The title of nonprofit organization CEO often stands for Chief Everything Officer. These leaders are often responsible for programmatic and administrative functions as well as advocacy and building awareness of the organization’s mission. Developing a partnership between the board and CEO is essential for success. This is particularly true for new leaders.
The CEO job description is often more than what exists on paper. After all in this world of increased need and limited resources, the CEO, through no fault of her own, often takes on more and more responsibilities to make ends meet. Three common examples: if a foundation funder has a three years on one year off policy, the state takes longer to reimburse the agency for contracted services, or a member of the organization’s management team takes a family leave. In this era of constant change, the CEO often asks more and more from herself.
An indication of an experienced leader’s success is strong relationships with partners and supporters: knowing who to call and when. Other essential skills include how to read the financials (which often contain slightly different language in each organization), and how to balance the many demands of the position.

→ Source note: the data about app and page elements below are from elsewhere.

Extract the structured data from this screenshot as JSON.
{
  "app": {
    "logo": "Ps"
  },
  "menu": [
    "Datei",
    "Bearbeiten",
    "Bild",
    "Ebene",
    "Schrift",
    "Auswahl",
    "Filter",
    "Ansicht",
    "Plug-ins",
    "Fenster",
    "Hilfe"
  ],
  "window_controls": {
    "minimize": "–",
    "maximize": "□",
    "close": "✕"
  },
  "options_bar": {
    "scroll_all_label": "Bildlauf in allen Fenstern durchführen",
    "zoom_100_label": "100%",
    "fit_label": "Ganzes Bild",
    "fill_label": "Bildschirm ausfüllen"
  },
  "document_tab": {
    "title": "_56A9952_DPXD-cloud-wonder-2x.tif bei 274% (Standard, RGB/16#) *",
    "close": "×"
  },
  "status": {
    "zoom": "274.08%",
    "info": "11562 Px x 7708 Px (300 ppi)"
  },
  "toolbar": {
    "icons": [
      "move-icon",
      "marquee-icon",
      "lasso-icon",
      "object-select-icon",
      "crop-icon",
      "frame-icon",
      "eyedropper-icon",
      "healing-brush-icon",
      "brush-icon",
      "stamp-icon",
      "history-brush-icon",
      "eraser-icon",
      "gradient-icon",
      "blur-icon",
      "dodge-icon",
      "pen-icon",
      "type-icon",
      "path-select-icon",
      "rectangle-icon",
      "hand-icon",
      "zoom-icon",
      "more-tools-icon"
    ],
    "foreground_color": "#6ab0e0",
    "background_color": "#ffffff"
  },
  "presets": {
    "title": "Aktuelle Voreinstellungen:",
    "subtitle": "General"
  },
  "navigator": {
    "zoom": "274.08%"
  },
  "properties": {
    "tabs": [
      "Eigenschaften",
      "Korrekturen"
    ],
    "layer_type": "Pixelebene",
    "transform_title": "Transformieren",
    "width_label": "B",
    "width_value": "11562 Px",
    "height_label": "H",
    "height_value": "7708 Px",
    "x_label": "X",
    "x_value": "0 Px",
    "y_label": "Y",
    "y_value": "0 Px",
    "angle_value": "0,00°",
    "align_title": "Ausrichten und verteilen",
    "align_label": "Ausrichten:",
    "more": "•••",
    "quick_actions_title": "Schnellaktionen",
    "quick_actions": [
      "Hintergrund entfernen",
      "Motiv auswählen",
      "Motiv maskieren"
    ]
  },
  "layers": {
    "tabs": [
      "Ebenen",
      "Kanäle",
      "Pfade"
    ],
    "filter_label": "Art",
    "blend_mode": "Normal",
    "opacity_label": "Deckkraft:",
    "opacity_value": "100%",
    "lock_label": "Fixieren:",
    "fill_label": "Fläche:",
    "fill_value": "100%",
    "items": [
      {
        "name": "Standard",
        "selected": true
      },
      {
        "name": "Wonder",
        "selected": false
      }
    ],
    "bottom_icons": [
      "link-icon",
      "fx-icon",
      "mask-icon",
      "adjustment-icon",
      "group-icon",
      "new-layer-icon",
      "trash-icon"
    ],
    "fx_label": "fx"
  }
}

These skills come as the leader becomes more familiar with the organization and her position.
When a new leader has the opportunity to focus on the critical elements of the role and building strong relationships with vital partners, there is an increased chance of transition success. Thankfully, there is a small list of items board members can do to create an environment that cultivates the new leader.
The first is clean up the board itself. Board leaders should honestly ask themselves four vital questions: Are the majority of board members coming to board meetings? Are members involved in board committees? Are they financially supporting the organization? Is the board recruitment, retention, and transition process strong? Strengthening these board functions before welcoming a new leader increases the organization’s resources.
Second, the organization should not take on anything new or host any large scale events immediately following the transition. These events drain staff and board resources at a critical time. If a new leader is walking into the key event planning time, it is up to the board to step up and take a leadership role in the planning process. Use the event to thank the transitioning leader and introduce the new leader to organization supporters and partners.
Most importantly, board members hiring a new leader have a responsibility to support them. Before beginning the hiring process, each board member should assess their own and fellow board member’s support and willingness to develop a partnership with the new leader. Once board members assess their own, they reach out to staff to help develop a supportive environment and an all hands on deck mentality. Those that are not able to support the transition decision or new leader should be thanked for their work and transitioned before the new leader arrives.
Cultivating a new leader also includes creating a financial cushion. A board that can increase fundraising efforts directly before the transition creates a healthier organization garnering the best leader for the position and increasing their likelihood of success. We will discuss this essential board role in the next post.